“We’re not talking about addictive substances here. Around this particular category, I would hope that even folks who disagree around the best approaches to dealing with opioids and other drugs prevalent in San Francisco would agree with deprioritizing enforcement around entheogenic plants,” Preston said, adding that research has shown psychedelics have the potential to treat several serious mental health issues including substance abuse.

Policy on the Evolution of Psychedelics

Preston pointed out that this measure would align San Francisco’s policy with the current movement to view psychedelics differently after years of criminalization and stigma.

“The law hasn’t evolved at all since then, and these substances are treated the way they always have been,” Preston said. “At the same time, the scientific community has been expanding their study and research into their therapeutic use.”

Michael Pollan is a cofounder of the Berkeley Center for the Science of Psychedelics. He also created a Netflix documentary series about the drug.

“These substances have enormous potential, but they are not for everyone and they carry serious risks when used improperly,” Pollan said at a recent news conference. “The shift from destroyer of young minds in the ’60s to effective medicine in the 2020s is as sudden as it is confusing to many people. So we want to address that confusion and that curiosity with solid, credible information from a trusted source.”

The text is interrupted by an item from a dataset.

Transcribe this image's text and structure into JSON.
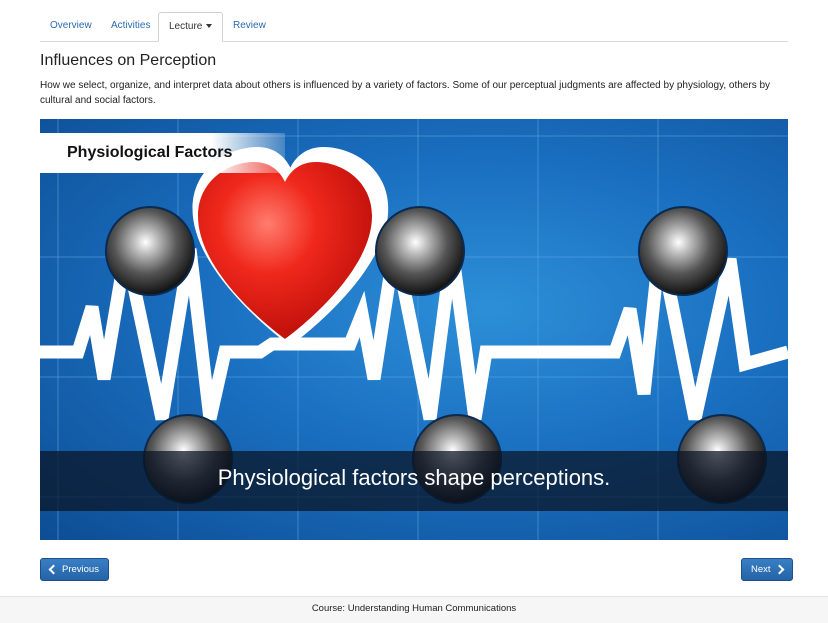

“Not many people were doing basic science, trying to understand how it is that psychedelics have the effects they have and why they’re effective in the treatment of various mental disorders,” Pollan added. “We want to figure out what psychedelics might teach us about things like perception, predictive processing, belief change and brain plasticity.”

San Francisco Board of Supervisors would approve the decriminalization ordinance for psychedelics. The city will be the largest municipal authority to do so. Denver became the first nation city to legalize psychedelics. Other cities such as Santa Cruz (California), Ann Arbor (Michigan), Easthampton (Massachusetts) have also adopted similar ordinances. Two years ago, Oregon voters approved landmark legislation that legalized psilocybin therapeutically.

“One of the striking things about the Oregon experiment, which passed by ballot initiative in 2020, is that it will make a guided psychedelic experience available to anyone over 21, regardless of diagnosis,” said Pollan. “I do think that the use of psychedelics will not be restricted to the medical system. It’s not now and won’t be in the future.”

Dr. Markus Roggen is the President and Chief Science Officer of Delic Labs, a cannabis research and development company. He stated that he supported the San Francisco proposal for psychedelics.

“I welcome decriminalization from a philosophical point, as criminalizing ‘drug’ possession/use has brought many costs and pains to the country,” Roggen wrote in an email to Chronic News.

However, he stated that he doesn’t believe that decriminalization is sufficient and that it was necessary to correct the harms that were caused by criminalization of psychedelic drug. Decriminalization must include regulation due to the success of the illicit psychedelics market in the Netherlands.

“There the use is legal but production illegal,” said Roggen. “The government handed this whole industry to the cartels and mafia.”

When it comes back from recess, in September, the San Francisco Board of Supervisors is expected to take up the decriminalization of psychedelics.